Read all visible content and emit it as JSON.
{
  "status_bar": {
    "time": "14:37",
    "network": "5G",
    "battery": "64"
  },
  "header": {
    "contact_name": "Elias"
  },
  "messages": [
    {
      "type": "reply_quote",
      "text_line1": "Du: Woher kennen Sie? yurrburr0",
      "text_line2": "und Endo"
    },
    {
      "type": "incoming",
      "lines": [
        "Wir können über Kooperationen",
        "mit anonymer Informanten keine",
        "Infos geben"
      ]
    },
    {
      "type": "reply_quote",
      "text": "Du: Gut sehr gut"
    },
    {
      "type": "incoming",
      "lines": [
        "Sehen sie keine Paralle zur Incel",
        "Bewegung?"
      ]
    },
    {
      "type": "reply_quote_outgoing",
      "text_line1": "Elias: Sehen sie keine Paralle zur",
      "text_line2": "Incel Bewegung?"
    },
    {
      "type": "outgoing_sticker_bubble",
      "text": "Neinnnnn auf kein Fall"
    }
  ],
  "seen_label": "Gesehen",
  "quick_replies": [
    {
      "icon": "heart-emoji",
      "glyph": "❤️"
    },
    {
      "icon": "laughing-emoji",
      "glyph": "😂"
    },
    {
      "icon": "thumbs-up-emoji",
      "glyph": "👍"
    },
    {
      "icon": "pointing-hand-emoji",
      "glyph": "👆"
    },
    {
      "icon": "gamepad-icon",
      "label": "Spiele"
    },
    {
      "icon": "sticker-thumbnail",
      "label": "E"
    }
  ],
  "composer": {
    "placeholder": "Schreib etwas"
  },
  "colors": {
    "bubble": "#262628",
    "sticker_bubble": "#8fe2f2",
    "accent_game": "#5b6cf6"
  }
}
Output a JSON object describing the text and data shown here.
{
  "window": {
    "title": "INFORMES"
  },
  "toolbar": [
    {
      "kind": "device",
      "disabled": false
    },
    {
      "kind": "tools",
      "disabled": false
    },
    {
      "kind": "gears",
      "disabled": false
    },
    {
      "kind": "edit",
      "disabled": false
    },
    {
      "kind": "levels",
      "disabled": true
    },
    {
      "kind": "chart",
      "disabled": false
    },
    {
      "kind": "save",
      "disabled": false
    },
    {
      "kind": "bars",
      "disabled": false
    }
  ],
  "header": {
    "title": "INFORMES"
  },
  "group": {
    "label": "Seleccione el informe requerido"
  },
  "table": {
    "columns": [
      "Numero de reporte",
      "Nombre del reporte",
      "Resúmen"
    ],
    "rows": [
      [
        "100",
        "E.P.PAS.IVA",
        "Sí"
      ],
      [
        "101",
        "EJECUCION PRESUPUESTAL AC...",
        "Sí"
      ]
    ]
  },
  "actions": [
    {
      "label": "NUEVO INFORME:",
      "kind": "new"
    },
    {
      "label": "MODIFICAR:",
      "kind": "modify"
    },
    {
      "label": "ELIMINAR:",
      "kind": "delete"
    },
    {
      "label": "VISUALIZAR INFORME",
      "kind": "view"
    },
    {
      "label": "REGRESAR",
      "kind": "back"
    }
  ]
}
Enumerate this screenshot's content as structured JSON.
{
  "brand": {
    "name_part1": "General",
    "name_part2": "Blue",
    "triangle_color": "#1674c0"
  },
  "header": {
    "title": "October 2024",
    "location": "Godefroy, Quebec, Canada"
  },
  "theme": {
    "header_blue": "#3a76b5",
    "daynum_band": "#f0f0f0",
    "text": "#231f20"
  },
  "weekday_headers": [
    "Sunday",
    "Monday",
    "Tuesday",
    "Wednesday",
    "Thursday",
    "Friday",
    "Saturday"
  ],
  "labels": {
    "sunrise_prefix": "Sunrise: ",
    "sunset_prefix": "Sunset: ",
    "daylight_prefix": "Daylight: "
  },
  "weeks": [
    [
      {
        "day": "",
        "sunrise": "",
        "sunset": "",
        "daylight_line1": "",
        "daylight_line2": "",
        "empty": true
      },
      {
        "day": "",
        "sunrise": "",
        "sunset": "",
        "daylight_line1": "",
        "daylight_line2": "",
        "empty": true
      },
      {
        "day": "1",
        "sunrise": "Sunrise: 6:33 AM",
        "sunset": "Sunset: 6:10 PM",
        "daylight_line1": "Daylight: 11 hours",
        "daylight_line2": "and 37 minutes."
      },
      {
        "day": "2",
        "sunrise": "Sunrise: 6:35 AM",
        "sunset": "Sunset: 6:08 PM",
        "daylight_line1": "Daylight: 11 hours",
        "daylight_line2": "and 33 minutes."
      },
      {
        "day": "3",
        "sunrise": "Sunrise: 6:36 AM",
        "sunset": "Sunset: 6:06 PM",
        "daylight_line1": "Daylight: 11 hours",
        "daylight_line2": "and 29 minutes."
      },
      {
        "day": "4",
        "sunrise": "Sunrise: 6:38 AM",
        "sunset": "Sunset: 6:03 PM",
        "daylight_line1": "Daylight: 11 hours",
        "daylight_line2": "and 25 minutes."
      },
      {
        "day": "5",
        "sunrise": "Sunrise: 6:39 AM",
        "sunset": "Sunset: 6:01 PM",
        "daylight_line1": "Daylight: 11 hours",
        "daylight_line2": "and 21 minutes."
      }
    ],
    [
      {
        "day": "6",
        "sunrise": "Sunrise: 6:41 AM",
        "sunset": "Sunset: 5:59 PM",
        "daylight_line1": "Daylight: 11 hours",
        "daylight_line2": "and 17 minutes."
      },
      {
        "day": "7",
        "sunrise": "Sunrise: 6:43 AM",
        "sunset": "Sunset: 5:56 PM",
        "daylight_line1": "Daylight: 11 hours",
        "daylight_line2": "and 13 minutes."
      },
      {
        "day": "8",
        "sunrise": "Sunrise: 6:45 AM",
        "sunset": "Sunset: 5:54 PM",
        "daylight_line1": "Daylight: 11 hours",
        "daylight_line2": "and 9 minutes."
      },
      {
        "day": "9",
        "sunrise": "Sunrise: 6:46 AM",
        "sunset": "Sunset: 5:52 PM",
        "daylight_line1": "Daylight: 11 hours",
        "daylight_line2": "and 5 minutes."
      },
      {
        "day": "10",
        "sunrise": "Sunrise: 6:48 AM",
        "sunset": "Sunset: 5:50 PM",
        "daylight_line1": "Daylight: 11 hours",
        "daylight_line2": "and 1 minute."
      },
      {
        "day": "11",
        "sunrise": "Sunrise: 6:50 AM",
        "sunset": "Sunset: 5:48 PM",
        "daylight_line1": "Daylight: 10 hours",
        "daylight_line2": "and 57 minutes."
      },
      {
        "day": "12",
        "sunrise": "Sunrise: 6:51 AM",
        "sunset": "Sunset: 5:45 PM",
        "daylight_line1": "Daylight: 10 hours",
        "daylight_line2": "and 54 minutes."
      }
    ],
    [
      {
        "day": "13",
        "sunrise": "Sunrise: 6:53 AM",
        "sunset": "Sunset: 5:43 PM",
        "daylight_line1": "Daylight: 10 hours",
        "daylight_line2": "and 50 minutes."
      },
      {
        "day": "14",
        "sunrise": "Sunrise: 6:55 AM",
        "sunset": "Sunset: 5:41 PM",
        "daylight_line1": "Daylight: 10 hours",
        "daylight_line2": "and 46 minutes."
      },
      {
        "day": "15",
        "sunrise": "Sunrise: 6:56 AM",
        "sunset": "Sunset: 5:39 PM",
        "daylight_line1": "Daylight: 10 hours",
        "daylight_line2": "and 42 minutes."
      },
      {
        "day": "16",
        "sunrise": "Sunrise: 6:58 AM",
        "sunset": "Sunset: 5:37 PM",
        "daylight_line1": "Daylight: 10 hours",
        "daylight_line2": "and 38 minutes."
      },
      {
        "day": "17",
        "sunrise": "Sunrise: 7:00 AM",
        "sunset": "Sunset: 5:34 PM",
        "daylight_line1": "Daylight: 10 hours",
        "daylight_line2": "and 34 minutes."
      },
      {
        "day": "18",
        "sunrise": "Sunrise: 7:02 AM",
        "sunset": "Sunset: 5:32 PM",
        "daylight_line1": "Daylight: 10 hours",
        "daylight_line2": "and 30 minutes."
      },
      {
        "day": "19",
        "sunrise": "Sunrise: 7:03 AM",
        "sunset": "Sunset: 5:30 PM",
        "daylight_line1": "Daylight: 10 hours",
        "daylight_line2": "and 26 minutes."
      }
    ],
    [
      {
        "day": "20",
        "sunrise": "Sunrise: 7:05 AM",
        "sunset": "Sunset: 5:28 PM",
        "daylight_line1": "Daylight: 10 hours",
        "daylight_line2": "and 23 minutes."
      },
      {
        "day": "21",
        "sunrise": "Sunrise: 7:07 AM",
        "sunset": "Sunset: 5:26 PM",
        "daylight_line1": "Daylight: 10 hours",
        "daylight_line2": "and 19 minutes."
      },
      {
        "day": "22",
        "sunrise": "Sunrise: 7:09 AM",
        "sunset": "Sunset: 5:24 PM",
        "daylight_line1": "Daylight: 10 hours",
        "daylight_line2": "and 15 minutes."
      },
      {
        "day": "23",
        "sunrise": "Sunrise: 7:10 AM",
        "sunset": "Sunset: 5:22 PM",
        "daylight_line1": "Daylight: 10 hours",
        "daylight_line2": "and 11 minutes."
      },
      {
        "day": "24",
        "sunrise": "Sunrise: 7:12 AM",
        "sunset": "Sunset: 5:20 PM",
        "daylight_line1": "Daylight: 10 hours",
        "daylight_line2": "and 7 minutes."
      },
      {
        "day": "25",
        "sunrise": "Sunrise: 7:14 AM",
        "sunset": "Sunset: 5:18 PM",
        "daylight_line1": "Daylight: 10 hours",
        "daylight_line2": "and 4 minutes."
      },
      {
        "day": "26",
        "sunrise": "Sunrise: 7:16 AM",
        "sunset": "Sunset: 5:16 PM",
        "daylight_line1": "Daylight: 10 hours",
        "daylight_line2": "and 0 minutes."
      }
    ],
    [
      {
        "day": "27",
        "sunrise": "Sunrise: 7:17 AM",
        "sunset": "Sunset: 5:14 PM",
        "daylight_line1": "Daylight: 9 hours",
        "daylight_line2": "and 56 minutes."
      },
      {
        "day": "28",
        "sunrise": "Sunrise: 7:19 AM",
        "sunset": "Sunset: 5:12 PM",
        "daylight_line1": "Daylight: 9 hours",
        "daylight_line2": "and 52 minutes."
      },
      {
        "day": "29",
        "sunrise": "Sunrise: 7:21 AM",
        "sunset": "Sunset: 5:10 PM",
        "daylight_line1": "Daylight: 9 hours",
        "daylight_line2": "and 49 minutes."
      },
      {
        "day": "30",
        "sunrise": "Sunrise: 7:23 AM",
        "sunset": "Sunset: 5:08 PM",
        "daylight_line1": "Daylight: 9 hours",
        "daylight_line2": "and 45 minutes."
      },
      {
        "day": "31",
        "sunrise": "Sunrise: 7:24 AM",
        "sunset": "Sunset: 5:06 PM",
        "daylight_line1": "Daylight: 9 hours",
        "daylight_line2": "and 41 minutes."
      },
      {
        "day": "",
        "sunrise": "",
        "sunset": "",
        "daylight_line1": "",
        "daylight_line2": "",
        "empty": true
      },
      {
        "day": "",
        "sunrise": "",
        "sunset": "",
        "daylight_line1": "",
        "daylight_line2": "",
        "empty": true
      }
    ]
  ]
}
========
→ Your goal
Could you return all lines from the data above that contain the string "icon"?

→ Response to the exercise
      "icon": "heart-emoji",
      "icon": "laughing-emoji",
      "icon": "thumbs-up-emoji",
      "icon": "pointing-hand-emoji",
      "icon": "gamepad-icon",
      "icon": "sticker-thumbnail",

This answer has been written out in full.